Photo by Ana Adams
As business grew, the menu evolved. "Food is like fashion. You have to go with what people like," Pernetti notes. "You have to adapt it to look and taste the way people want in a given moment." For the past five months, the restaurant's new chef, Salerno native Antonio Alfaro, has been refreshing the menu and helping to keep it current by using ingredients such as farro, raspberry and tomato sauce, and less popular fish such as John Dory and turbot.

But guests can still order some of Caffe Abbracci's original items, such as the boccacino abbracci — melted mozzarella with port wine and mushroom sauce ($14.50) — and the dish named for one of Pernetti's daughters, tortellini Tatiana, made with asiago cheese, pear, and prosecco pink sauce. Other signature dishes, such as veal tonato with tuna-mayonnaise sauce ($13.75) and red snapper "cartoccio" baked in parchment paper with vegetable and potatoes ($28), have also become permanent favorites.
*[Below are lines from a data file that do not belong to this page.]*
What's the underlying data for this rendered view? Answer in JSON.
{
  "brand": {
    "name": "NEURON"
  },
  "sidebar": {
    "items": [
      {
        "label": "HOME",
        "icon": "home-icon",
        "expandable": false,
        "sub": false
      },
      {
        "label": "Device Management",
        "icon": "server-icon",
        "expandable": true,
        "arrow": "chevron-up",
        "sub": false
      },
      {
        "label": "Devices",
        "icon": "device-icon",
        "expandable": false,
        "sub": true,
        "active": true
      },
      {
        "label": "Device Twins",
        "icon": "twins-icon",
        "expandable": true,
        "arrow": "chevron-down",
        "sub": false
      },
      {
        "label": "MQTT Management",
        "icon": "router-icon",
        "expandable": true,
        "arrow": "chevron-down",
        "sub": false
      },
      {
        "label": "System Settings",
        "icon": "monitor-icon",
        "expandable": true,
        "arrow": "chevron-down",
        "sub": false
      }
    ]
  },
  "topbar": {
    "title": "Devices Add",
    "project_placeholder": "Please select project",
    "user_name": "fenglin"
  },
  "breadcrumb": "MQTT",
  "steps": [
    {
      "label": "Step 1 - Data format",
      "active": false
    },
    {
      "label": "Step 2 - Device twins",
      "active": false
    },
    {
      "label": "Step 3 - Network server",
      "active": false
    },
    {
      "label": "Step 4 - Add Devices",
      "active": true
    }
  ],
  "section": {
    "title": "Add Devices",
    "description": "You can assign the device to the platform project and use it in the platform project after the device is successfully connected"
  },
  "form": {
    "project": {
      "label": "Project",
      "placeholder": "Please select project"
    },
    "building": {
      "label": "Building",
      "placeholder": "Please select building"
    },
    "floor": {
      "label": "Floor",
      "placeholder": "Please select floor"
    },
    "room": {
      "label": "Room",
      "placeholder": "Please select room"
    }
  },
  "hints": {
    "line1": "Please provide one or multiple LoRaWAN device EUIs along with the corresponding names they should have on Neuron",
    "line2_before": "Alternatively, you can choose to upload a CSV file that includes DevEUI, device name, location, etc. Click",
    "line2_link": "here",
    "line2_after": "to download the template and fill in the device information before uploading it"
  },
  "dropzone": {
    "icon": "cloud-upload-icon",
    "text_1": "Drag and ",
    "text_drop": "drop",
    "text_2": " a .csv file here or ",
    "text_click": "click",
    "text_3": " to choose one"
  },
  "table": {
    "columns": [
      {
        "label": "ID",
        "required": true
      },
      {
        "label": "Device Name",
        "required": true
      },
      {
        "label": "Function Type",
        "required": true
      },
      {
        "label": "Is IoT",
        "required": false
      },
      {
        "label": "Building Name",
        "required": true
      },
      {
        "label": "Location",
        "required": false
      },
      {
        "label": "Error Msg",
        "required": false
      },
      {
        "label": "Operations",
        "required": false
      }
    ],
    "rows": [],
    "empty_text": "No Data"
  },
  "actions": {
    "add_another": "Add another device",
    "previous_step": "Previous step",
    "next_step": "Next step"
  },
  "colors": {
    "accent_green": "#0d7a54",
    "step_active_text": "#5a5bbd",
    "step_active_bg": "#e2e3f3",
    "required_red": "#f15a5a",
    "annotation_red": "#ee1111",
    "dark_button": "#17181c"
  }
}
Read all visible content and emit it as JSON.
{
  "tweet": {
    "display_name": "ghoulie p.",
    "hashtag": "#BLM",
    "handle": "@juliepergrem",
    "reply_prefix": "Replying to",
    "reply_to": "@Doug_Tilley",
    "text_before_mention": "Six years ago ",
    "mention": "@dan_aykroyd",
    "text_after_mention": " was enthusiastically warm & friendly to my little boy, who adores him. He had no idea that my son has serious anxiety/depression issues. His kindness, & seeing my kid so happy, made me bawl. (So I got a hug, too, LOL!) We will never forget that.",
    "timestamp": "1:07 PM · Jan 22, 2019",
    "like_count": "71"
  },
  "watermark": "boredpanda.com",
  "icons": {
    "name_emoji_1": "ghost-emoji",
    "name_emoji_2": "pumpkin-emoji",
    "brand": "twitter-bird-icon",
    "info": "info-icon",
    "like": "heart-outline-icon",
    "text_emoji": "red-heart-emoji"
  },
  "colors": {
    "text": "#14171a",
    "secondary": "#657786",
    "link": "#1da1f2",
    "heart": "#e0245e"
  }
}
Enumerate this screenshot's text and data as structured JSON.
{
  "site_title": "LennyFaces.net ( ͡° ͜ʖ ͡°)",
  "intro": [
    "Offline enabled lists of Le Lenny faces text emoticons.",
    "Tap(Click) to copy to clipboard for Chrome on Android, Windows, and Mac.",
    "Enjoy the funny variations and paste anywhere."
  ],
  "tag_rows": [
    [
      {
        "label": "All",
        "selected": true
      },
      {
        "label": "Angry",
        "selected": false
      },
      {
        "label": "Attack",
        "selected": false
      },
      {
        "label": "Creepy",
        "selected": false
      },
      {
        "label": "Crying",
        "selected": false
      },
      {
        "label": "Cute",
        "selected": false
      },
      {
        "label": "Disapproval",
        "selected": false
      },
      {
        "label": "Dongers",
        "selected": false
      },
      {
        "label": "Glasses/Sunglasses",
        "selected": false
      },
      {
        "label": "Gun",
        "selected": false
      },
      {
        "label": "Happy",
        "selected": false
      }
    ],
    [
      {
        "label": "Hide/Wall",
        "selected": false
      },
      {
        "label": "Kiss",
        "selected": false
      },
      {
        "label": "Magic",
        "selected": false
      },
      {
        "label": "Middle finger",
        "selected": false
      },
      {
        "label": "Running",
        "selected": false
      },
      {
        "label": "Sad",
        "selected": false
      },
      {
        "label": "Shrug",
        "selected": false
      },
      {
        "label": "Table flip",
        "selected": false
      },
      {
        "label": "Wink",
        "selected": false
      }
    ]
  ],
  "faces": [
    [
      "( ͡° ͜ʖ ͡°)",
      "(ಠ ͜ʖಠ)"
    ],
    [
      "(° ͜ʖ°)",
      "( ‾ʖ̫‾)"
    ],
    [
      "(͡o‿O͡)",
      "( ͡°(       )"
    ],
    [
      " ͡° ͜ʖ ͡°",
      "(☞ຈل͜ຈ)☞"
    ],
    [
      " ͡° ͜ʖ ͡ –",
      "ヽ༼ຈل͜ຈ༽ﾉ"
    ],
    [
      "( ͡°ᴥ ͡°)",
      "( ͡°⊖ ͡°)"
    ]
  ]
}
To compete with Miami's steady stream of new restaurants, Pernetti says he's also been vigilant about refreshing the interior design every five years so that "old customers will feel they are walking into a new restaurant." Caffe Abbracci's original vaulted ceiling is now flat, and chandeliers and paintings have been added to the decor. Because the dining room has no windows, a rotating choice of colors illuminates the space.

Though the vision for his restaurant has remained constant, the city in which it resides has changed dramatically since the late '80s, the restaurateur says. "When I opened it, there was close to nothing going on in Coral Gables. You could play tennis in the middle of the street. Now it's become a metropolis for foodies of all ages."

Though restaurants in Coral Gables have come and gone, Caffe Abbracci remains a constant because of one basic rule, Pernetti says. "Our focus will always be on the food and making sure our customers get good value for their money. A restaurant can be the trendiest place with the splashiest fare, but if the food fails, it won't survive."

As for the next 30 years, Pernetti doesn't anticipate any major changes to his operation or retirement for himself. "I'm happy to come in every day. I feel like I'm on a stage: I dance, I kiss, I talk, I have a very good time. It is very gratifying to hear millennials tell me they come in, because if my restaurant was good enough for their grandparents, it's good for them too."

Caffe Abbracci. 318 Aragon Ave., Coral Gables, 305-441-0700;